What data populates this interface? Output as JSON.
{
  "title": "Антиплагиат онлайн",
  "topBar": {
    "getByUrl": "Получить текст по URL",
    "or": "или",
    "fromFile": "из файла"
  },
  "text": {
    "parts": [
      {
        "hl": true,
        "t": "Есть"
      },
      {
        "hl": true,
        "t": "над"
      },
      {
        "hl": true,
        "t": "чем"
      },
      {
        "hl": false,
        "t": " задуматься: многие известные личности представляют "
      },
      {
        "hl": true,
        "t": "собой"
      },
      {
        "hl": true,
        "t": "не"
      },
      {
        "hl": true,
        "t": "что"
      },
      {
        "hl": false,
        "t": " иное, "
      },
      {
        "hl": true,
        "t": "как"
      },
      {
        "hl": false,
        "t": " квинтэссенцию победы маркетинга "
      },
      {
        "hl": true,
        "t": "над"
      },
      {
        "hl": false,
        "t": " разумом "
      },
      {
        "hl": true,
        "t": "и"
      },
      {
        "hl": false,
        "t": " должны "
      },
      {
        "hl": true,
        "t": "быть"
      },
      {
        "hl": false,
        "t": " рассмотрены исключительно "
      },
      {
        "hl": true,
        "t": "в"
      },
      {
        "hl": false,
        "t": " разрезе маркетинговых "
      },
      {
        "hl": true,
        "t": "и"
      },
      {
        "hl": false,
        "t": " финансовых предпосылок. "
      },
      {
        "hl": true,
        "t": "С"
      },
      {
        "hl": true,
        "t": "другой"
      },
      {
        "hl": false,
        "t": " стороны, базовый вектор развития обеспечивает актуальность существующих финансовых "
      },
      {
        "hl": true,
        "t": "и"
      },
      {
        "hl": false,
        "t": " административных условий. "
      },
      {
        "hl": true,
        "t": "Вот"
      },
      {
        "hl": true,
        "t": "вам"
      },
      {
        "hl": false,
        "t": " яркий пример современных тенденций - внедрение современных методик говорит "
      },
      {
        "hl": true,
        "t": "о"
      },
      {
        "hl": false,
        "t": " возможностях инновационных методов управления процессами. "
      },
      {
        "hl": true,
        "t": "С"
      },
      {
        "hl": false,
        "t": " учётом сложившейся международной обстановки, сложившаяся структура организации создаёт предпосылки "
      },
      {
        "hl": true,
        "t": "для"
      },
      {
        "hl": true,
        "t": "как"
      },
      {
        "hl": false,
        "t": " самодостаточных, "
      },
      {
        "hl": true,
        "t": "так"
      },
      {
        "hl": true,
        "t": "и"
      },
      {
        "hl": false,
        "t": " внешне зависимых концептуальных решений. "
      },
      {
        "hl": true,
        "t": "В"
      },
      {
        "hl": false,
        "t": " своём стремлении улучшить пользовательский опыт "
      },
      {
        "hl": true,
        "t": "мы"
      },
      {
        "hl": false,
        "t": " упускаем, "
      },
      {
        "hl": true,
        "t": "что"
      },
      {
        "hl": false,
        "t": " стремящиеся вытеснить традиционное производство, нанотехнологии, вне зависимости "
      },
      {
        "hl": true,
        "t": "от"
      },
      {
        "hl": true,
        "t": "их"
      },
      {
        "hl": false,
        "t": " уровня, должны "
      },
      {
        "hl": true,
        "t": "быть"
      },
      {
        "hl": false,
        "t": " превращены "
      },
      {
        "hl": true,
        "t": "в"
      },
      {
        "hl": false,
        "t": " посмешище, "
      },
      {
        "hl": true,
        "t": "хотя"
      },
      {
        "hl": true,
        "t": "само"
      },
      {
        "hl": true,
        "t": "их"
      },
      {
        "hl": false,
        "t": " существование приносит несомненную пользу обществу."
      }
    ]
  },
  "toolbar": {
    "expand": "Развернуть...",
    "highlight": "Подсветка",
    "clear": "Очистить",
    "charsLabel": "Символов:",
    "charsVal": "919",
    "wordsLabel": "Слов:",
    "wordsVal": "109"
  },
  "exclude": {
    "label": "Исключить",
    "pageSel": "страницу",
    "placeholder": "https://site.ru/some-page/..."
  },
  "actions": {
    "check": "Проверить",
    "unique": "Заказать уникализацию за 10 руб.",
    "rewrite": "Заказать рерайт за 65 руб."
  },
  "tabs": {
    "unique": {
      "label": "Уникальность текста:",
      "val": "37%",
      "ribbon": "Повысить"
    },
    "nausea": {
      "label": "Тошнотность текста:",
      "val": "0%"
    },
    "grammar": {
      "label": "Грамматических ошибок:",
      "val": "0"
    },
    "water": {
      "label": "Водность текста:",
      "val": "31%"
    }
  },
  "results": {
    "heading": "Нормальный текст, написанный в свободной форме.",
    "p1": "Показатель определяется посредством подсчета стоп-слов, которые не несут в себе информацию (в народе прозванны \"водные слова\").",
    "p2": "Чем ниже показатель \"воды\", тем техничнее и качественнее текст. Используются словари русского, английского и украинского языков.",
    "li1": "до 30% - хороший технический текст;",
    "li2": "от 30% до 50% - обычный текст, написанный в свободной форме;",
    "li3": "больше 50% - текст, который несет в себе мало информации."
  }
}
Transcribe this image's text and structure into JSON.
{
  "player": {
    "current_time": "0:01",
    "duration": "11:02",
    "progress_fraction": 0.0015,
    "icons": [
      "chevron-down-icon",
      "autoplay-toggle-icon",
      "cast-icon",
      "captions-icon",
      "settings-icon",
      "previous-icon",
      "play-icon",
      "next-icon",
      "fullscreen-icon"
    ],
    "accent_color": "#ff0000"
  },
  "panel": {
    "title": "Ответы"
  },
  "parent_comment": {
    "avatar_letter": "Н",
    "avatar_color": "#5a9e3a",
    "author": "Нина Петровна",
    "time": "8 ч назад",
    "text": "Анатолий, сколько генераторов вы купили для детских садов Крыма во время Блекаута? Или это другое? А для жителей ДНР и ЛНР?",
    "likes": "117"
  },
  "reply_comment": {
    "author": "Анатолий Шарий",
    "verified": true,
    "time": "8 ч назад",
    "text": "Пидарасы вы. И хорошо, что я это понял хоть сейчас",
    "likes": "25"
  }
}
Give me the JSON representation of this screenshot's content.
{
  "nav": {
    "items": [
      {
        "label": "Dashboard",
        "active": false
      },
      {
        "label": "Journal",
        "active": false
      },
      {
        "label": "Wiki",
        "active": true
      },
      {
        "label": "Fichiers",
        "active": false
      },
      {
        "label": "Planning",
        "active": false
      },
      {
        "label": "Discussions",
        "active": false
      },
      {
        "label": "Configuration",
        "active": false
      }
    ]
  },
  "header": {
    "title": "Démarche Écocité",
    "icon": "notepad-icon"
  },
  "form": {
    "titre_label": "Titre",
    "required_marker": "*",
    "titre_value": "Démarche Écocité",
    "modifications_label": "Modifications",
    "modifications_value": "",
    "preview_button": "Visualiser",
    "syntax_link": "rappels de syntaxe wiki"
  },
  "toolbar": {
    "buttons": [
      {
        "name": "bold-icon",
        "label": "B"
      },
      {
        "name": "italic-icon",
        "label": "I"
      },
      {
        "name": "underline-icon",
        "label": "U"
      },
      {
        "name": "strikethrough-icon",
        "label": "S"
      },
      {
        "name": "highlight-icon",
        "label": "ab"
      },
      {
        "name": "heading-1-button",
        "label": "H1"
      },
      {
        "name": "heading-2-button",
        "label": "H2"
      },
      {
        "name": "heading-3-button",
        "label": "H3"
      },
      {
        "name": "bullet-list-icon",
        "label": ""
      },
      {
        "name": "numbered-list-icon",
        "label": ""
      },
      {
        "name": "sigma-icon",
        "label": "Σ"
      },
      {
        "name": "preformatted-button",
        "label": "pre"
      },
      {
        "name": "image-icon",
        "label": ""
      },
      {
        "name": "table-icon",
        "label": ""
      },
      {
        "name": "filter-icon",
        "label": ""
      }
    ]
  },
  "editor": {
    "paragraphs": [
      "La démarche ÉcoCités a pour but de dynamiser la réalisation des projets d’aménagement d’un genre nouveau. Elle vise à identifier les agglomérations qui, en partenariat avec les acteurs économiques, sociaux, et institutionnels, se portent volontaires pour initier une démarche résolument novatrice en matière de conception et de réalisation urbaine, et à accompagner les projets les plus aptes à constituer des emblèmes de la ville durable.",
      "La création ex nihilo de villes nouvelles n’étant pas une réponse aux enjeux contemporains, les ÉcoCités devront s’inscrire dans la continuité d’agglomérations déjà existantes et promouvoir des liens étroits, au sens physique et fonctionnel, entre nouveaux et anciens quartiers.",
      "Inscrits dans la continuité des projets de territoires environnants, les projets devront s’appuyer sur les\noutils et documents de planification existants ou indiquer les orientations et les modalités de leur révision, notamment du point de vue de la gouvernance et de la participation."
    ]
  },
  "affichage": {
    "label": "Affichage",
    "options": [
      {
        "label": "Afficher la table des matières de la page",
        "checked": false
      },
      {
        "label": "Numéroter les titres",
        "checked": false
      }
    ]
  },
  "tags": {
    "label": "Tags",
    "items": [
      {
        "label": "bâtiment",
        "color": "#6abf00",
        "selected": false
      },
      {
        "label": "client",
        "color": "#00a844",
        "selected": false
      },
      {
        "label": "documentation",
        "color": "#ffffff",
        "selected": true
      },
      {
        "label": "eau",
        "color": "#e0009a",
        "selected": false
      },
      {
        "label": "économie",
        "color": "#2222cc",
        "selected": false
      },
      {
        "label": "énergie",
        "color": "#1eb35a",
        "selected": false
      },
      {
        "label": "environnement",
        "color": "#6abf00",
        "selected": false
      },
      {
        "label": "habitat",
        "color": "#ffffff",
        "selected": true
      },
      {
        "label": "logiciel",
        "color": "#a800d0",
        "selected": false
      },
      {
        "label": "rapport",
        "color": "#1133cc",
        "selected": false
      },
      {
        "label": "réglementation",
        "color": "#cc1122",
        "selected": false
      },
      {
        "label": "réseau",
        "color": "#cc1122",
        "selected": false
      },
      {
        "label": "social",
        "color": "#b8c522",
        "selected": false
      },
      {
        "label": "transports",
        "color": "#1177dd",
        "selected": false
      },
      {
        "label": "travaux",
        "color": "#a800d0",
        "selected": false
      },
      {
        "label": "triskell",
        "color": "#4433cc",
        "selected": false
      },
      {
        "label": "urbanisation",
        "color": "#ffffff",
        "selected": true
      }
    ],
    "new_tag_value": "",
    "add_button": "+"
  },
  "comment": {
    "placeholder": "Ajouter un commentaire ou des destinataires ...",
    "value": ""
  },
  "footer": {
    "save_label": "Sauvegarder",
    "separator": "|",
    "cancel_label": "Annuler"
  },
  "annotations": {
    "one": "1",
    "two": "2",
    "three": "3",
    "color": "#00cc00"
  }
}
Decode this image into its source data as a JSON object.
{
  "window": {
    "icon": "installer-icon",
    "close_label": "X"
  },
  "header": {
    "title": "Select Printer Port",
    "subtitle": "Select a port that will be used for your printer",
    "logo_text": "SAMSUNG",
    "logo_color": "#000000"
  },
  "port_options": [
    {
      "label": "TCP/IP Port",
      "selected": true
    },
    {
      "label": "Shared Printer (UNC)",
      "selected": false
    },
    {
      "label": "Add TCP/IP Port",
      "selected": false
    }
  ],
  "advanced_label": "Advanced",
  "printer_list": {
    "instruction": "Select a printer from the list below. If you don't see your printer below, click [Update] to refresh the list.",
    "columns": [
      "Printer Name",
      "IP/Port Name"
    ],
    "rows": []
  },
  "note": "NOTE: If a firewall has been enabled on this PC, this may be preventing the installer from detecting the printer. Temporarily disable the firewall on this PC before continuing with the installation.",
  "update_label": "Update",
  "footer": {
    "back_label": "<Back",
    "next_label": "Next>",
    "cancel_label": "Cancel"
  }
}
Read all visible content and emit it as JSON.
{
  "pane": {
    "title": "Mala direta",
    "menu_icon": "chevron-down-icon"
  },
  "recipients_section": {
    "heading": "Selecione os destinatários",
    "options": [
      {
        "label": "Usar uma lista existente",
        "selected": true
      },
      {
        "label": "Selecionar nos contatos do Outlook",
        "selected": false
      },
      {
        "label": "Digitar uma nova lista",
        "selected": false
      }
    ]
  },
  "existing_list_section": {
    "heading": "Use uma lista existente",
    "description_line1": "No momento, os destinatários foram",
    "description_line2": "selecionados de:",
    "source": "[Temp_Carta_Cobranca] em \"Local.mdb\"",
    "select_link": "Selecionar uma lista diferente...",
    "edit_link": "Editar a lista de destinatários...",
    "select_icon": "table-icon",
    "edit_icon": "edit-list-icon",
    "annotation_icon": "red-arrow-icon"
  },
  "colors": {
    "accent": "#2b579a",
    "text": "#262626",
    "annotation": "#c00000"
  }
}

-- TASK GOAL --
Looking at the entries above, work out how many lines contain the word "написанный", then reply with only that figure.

-- SOLUTION --
2